Xenophobia poster. Picture: EPA/NIC BOTHMA
Xenophobia poster. Picture: EPA/NIC BOTHMA

It is good to have the president, the Anglican archbishop and also former IFP leader Mangosuthu Buthelezi among the high-status leaders explicitly condemning xenophobia by name.

All that prevents these looting and burning riots from being termed pogroms is that our police try to arrest the rioters, instead of encouraging them. 

Adekeye Adebajo’s column listed some practical steps for governments to take (“SA must fix its xenophobia or face losing key partnerships”, September 9). As with the demonstrations against gender-based violence, the churches and civil society organisations need to mobilise pan-African solidarity demonstrations on the same streets where the xenophobic riots occurred. South Africans should bring AU flags, and the Africa Diaspora Forum should encourage its members to each bring the flags of their home countries to wave. This will help take back the streets.

It must be said that for SA, with only 58-million persons, to host 2-million (Stats SA figures) to 4-million foreigners (UN estimates) is significant.

“Undocumented migrants” is of course a euphemism for illegal immigrants. It is the international norm that after five years of residence, foreigners may apply for naturalisation to become citizens, or to acquire permanent residence visas.
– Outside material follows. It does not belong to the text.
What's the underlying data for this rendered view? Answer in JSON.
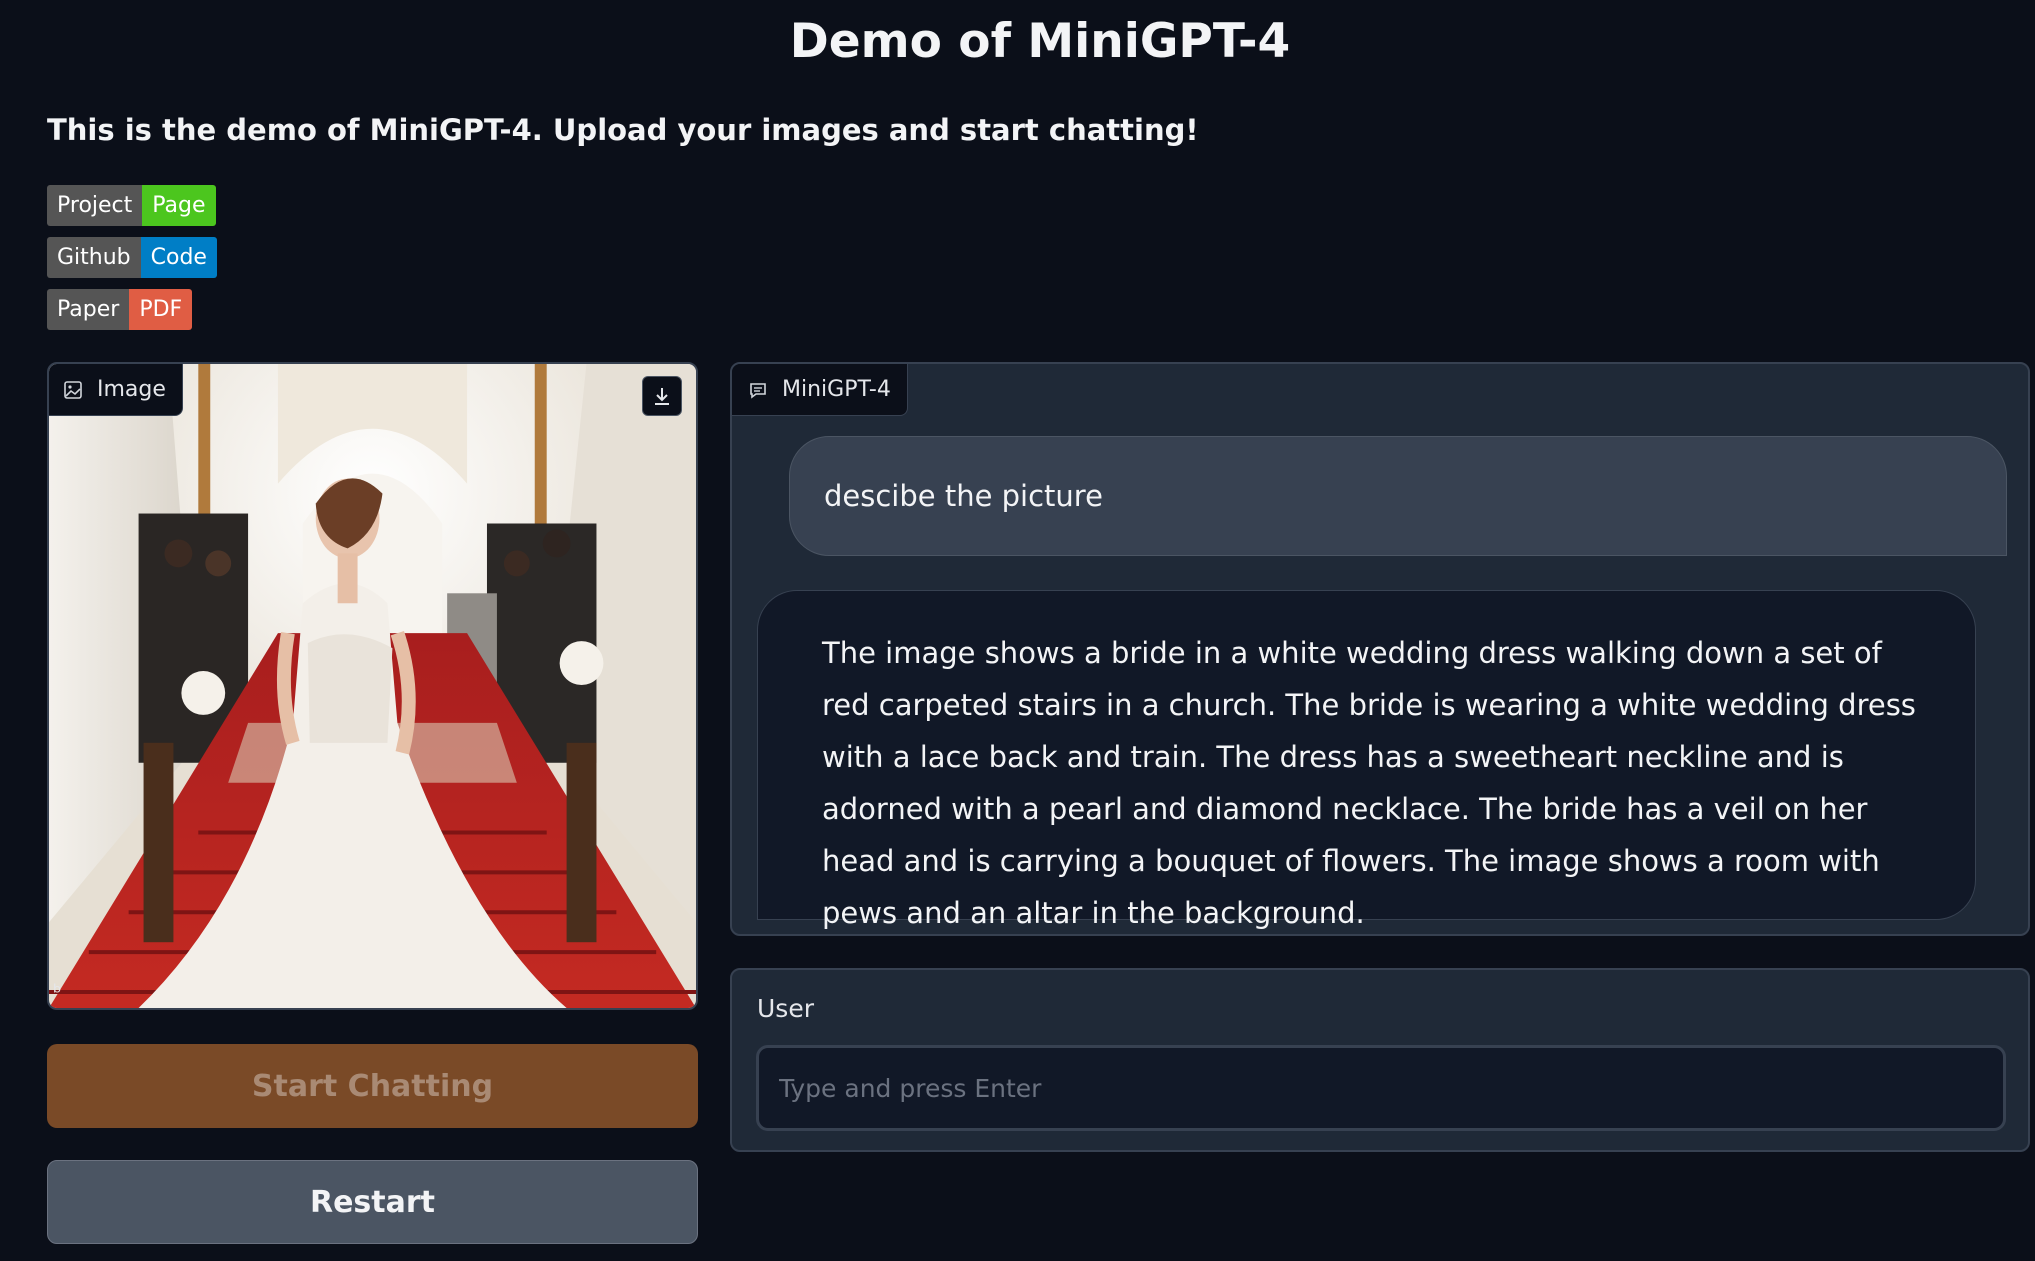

It is overdue for our home affairs department to facilitate this.

Keith Gottschalk
Claremont